Entries from a dataset of interfaces:
============================================================

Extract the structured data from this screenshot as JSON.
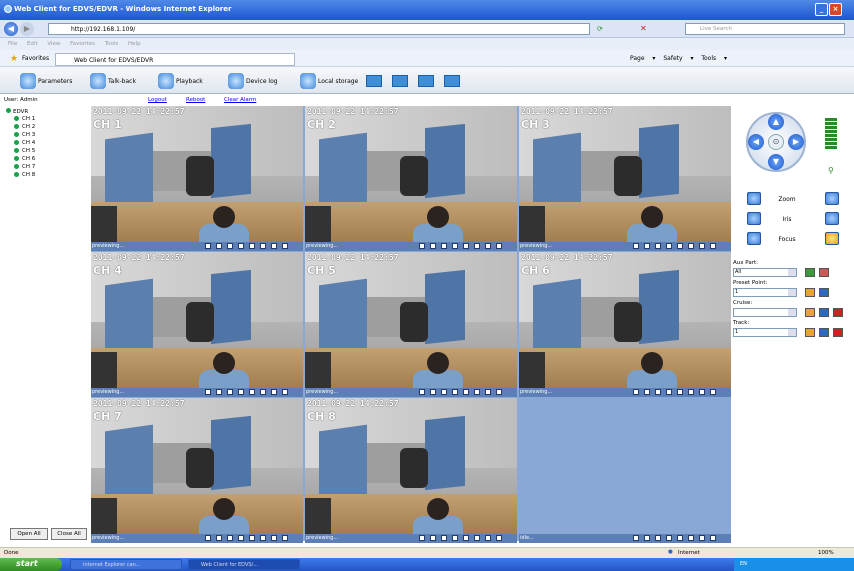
{
  "window": {
    "title": "Web Client for EDVS/EDVR - Windows Internet Explorer"
  },
  "address": {
    "url": "http://192.168.1.109/",
    "search_placeholder": "Live Search"
  },
  "menu": {
    "text": "File Edit View Favorites Tools Help"
  },
  "favorites": {
    "label": "Favorites",
    "tab": "Web Client for EDVS/EDVR",
    "tools": "Page ▾ Safety ▾ Tools ▾"
  },
  "toolbar": {
    "parameters": "Parameters",
    "talkback": "Talk-back",
    "playback": "Playback",
    "devicelog": "Device log",
    "localstorage": "Local storage"
  },
  "user": {
    "label": "User: Admin",
    "logout": "Logout",
    "reboot": "Reboot",
    "clear_alarm": "Clear Alarm"
  },
  "tree": {
    "root": "EDVR",
    "channels": [
      "CH 1",
      "CH 2",
      "CH 3",
      "CH 4",
      "CH 5",
      "CH 6",
      "CH 7",
      "CH 8"
    ]
  },
  "buttons": {
    "open_all": "Open All",
    "close_all": "Close All"
  },
  "cells": [
    {
      "ch": "CH 1",
      "ts": "2011-09-22 14:22:57",
      "status": "previewing..."
    },
    {
      "ch": "CH 2",
      "ts": "2011-09-22 14:22:57",
      "status": "previewing..."
    },
    {
      "ch": "CH 3",
      "ts": "2011-09-22 14:22:57",
      "status": "previewing..."
    },
    {
      "ch": "CH 4",
      "ts": "2011-09-22 14:22:57",
      "status": "previewing..."
    },
    {
      "ch": "CH 5",
      "ts": "2011-09-22 14:22:57",
      "status": "previewing..."
    },
    {
      "ch": "CH 6",
      "ts": "2011-09-22 14:22:57",
      "status": "previewing..."
    },
    {
      "ch": "CH 7",
      "ts": "2011-09-22 14:22:57",
      "status": "previewing..."
    },
    {
      "ch": "CH 8",
      "ts": "2011-09-22 14:22:57",
      "status": "previewing..."
    },
    {
      "ch": "",
      "ts": "",
      "status": "idle..."
    }
  ],
  "ptz": {
    "zoom": "Zoom",
    "iris": "Iris",
    "focus": "Focus",
    "aux_label": "Aux Part:",
    "aux_value": "All",
    "preset_label": "Preset Point:",
    "preset_value": "1",
    "cruise_label": "Cruise:",
    "cruise_value": "",
    "track_label": "Track:",
    "track_value": "1"
  },
  "statusbar": {
    "left": "Done",
    "zone": "Internet",
    "zoom": "100%"
  },
  "taskbar": {
    "start": "start",
    "task1": "Internet Explorer can...",
    "task2": "Web Client for EDVS/...",
    "tray": "EN"
  }
}
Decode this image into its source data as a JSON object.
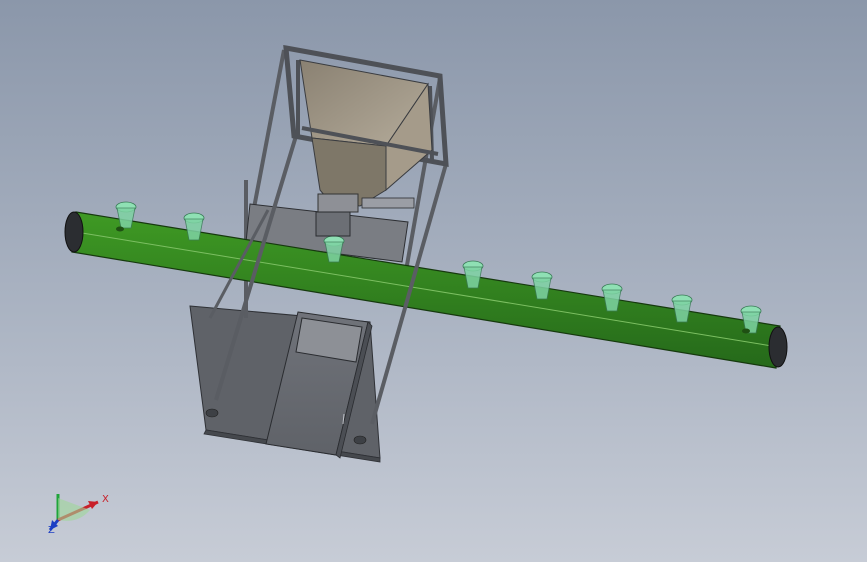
{
  "view": {
    "background_top": "#8b97aa",
    "background_bottom": "#c7ccd6"
  },
  "model": {
    "conveyor_color": "#2f7d1c",
    "frame_color": "#6b6e74",
    "cup_color": "#8fe0b4",
    "cup_count": 10
  },
  "triad": {
    "x_label": "X",
    "z_label": "Z",
    "x_color": "#c8202a",
    "y_color": "#1fa43a",
    "z_color": "#1d3fc4"
  }
}
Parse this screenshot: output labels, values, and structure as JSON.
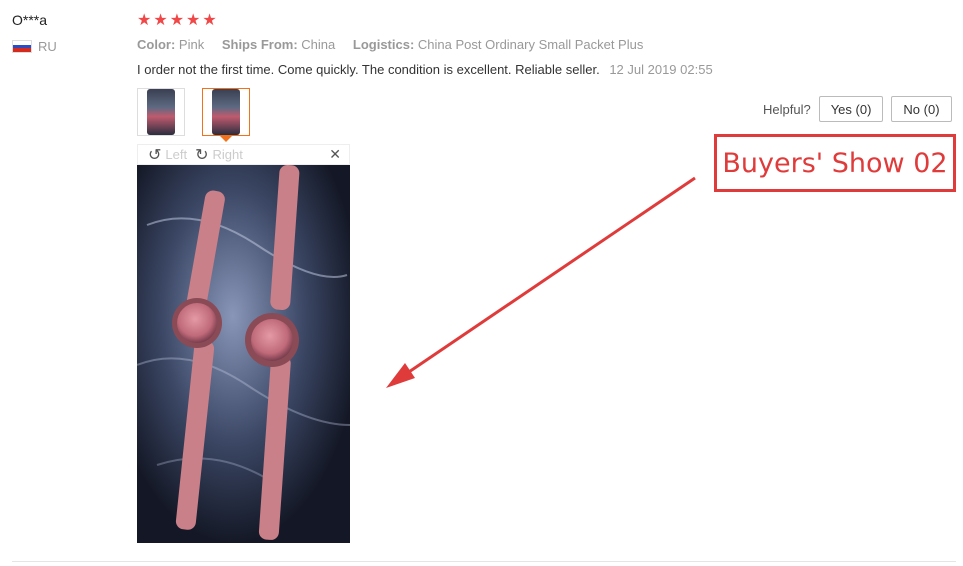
{
  "user": {
    "name": "O***a",
    "country": "RU"
  },
  "rating": {
    "stars": 5,
    "max": 5,
    "star_color": "#f04848"
  },
  "attributes": [
    {
      "key": "Color:",
      "value": "Pink"
    },
    {
      "key": "Ships From:",
      "value": "China"
    },
    {
      "key": "Logistics:",
      "value": "China Post Ordinary Small Packet Plus"
    }
  ],
  "review": {
    "text": "I order not the first time. Come quickly. The condition is excellent. Reliable seller.",
    "date": "12 Jul 2019 02:55"
  },
  "helpful": {
    "label": "Helpful?",
    "yes": "Yes (0)",
    "no": "No (0)"
  },
  "viewer": {
    "rotate_left": "Left",
    "rotate_right": "Right",
    "close_icon": "close-icon",
    "active_thumb_color": "#f2711c"
  },
  "photo": {
    "subject": "two pink-strapped wristwatches"
  },
  "callout": {
    "text": "Buyers' Show 02",
    "color": "#e03b3b"
  }
}
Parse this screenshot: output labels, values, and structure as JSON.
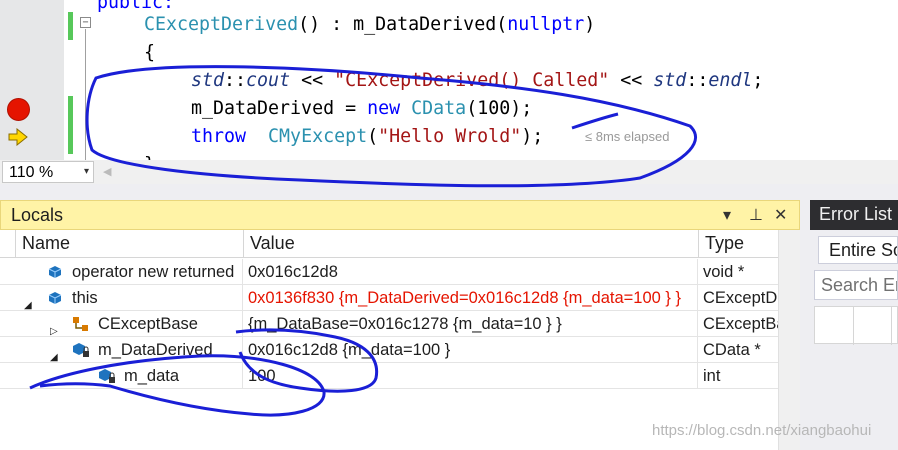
{
  "editor": {
    "line0_text": "public:",
    "line1": {
      "class_name": "CExceptDerived",
      "sig": "() : ",
      "member": "m_DataDerived",
      "arg": "nullptr",
      "close": ")"
    },
    "line2_text": "{",
    "line3": {
      "ns1": "std",
      "sep1": "::",
      "cout": "cout",
      "op1": " << ",
      "str": "\"CExceptDerived() Called\"",
      "op2": " << ",
      "ns2": "std",
      "sep2": "::",
      "endl": "endl",
      "end": ";"
    },
    "line4": {
      "lhs": "m_DataDerived = ",
      "kw_new": "new",
      "sp": " ",
      "type": "CData",
      "args": "(100);"
    },
    "line5": {
      "kw_throw": "throw",
      "sp": "  ",
      "type": "CMyExcept",
      "open": "(",
      "str": "\"Hello Wrold\"",
      "close": ");"
    },
    "line6_text": "}",
    "elapsed": "≤ 8ms elapsed",
    "fold_glyph": "−",
    "breakpoint_icon": "breakpoint-icon",
    "instruction_pointer_icon": "instruction-pointer-icon"
  },
  "zoom": {
    "value": "110 %",
    "arrow": "▾",
    "scroll_left": "◀"
  },
  "locals": {
    "title": "Locals",
    "controls": {
      "dropdown": "▾",
      "pin": "⊥",
      "close": "✕"
    },
    "columns": {
      "name": "Name",
      "value": "Value",
      "type": "Type"
    },
    "rows": [
      {
        "name": "operator new returned",
        "value": "0x016c12d8",
        "type": "void *"
      },
      {
        "name": "this",
        "value": "0x0136f830 {m_DataDerived=0x016c12d8 {m_data=100 } }",
        "type": "CExceptDerived *"
      },
      {
        "name": "CExceptBase",
        "value": "{m_DataBase=0x016c1278 {m_data=10 } }",
        "type": "CExceptBase"
      },
      {
        "name": "m_DataDerived",
        "value": "0x016c12d8 {m_data=100 }",
        "type": "CData *"
      },
      {
        "name": "m_data",
        "value": "100",
        "type": "int"
      }
    ],
    "expand_collapsed": "▷",
    "expand_open": "◢"
  },
  "error_list": {
    "title": "Error List",
    "scope": "Entire Solution",
    "search_placeholder": "Search Error List"
  },
  "watermark": "https://blog.csdn.net/xiangbaohui",
  "colors": {
    "keyword": "#0000ff",
    "type": "#2b91af",
    "string": "#a31515",
    "changed_value": "#e51400",
    "tool_header": "#fff3a6",
    "annotation_ink": "#1a1fd6"
  }
}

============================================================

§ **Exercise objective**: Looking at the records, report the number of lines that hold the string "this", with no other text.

§ **Written reply**: 5